China has recently launched satellites enabled with AI for data processing, as created by private company ADASpace. According to Cybersecurity Insiders, a Chinese intelligence source confirmed these satellites were able to “launch cyber attacks” on other nations’ spacecraft if and when needed.
While AI may assist in space-based cyber offensives as it can for Earthly ones, it’s worth taking a step back from the hype. Even if China is a step ahead, there is still the logistical problem of maintaining machine learning in space.
As Dr. Derek Tournear, director of the Space Development Agency, told Defense One recently, “in space, you’re always going to be limited by how much heat you can dump and how much power you can collect.” Spacecraft are normally reliant on relatively weak supplies of power from solar panels, and the problem of getting rid of waste heat in the absence of convection and conduction is a thorny one. AI systems typically require a lot of power and generate a lot of waste heat.
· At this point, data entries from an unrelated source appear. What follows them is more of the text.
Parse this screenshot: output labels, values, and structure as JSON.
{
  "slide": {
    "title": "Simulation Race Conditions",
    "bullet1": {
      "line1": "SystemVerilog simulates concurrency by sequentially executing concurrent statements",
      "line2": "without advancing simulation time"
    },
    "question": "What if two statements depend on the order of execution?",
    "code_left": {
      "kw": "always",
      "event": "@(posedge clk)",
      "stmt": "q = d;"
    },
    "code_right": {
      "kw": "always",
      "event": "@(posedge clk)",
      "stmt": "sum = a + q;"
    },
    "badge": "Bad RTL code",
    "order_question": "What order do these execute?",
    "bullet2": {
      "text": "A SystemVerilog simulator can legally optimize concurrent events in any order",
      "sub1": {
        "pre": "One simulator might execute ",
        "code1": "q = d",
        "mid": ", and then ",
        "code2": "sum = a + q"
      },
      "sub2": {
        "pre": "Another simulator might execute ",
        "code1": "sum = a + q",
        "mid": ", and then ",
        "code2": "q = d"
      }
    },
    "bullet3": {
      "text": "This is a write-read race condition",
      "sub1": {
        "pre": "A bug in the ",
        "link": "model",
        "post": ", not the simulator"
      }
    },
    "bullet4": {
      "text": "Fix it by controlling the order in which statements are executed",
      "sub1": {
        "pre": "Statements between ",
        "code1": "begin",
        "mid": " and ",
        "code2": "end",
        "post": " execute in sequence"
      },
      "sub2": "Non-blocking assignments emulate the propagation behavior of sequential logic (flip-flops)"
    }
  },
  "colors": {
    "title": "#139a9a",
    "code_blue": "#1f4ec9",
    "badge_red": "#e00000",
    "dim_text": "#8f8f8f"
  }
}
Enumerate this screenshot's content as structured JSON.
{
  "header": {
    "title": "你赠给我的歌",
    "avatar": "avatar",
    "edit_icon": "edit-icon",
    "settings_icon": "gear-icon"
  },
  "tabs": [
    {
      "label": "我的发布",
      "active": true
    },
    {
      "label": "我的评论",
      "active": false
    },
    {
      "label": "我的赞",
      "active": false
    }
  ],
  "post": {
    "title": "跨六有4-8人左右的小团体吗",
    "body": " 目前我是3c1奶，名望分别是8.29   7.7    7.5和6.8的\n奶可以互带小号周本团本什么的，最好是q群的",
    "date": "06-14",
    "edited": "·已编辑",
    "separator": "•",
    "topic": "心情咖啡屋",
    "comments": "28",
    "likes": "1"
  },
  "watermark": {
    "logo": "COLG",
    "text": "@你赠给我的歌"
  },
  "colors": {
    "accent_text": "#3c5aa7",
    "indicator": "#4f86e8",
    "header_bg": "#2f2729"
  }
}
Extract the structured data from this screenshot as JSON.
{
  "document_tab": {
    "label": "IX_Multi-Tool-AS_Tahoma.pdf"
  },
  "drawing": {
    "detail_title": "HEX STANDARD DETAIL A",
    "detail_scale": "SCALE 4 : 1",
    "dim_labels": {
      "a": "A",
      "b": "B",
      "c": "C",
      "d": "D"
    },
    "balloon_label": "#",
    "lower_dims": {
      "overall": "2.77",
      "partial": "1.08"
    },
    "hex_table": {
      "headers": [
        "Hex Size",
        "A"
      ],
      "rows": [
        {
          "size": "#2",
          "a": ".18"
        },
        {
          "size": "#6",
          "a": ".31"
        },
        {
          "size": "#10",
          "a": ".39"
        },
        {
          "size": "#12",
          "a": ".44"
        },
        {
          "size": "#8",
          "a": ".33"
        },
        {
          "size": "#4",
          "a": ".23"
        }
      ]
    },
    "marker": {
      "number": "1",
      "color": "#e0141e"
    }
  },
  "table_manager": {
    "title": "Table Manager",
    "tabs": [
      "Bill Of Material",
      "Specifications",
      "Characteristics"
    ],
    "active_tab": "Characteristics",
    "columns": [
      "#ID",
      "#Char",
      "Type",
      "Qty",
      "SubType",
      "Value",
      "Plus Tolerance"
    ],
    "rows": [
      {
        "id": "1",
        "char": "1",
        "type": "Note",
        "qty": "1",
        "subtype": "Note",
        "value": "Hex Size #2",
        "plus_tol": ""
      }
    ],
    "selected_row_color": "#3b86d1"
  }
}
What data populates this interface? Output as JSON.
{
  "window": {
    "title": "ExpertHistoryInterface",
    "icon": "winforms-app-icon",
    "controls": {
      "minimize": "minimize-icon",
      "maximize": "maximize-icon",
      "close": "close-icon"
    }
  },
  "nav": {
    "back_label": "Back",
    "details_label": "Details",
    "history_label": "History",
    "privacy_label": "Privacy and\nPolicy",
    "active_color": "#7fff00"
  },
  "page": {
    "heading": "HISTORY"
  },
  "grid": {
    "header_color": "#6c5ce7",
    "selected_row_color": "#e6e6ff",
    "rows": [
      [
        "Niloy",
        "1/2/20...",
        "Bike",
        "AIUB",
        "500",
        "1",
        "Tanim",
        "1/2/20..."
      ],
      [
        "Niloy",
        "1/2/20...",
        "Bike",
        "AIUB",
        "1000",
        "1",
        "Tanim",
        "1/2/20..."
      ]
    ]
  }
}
Tournear says the more realistic option is training space-bound machine learning AI on Earth first while waiting for optical inter-satellite communications to develop, the kind of space-to-space laser links which has been hyped up by Starlink’s plans for low-orbit broadband.
Such tech would deliver the bandwidth for real-time algorithm development once the AI is ported into low-orbit. No matter where it stands on the disinformation front, no nation has yet to win the AI space race in any meaningful way, China included. Once the race heats up, AI investment will no doubt rise with it.
Whether or not it takes a decade for cyber warfare in space to become AI enabled, it’s already clear AI will change the Earthbound defence landscape within a matter of years.
The defence sector is already far ahead with providing autonomous vehicles for the military, and this is just one transformation that’s already taking place. It’s only a matter of time before intelligent cyber offence solutions emerge from the dark into equally-profitable revenue options.
It goes without saying that AI-powered cyber offence is coming, as no formidable military power operates on a purely defensive back foot. Whether it’s Russia, China, the US or the UK, cyberattacks will be carried out by nation states in a cyber battlefield that’s as large as anything in the real world.
Malware, disinformation, space jamming – all will be propelled by AI, whether powered by the military or private companies willing to partner with defence bodies.
Cold Wars will be fought throughout the burning heat of the AI summer.
Find the GlobalData Thematic Research: Artificial Intelligence (AI) in Aerospace and Defense report here.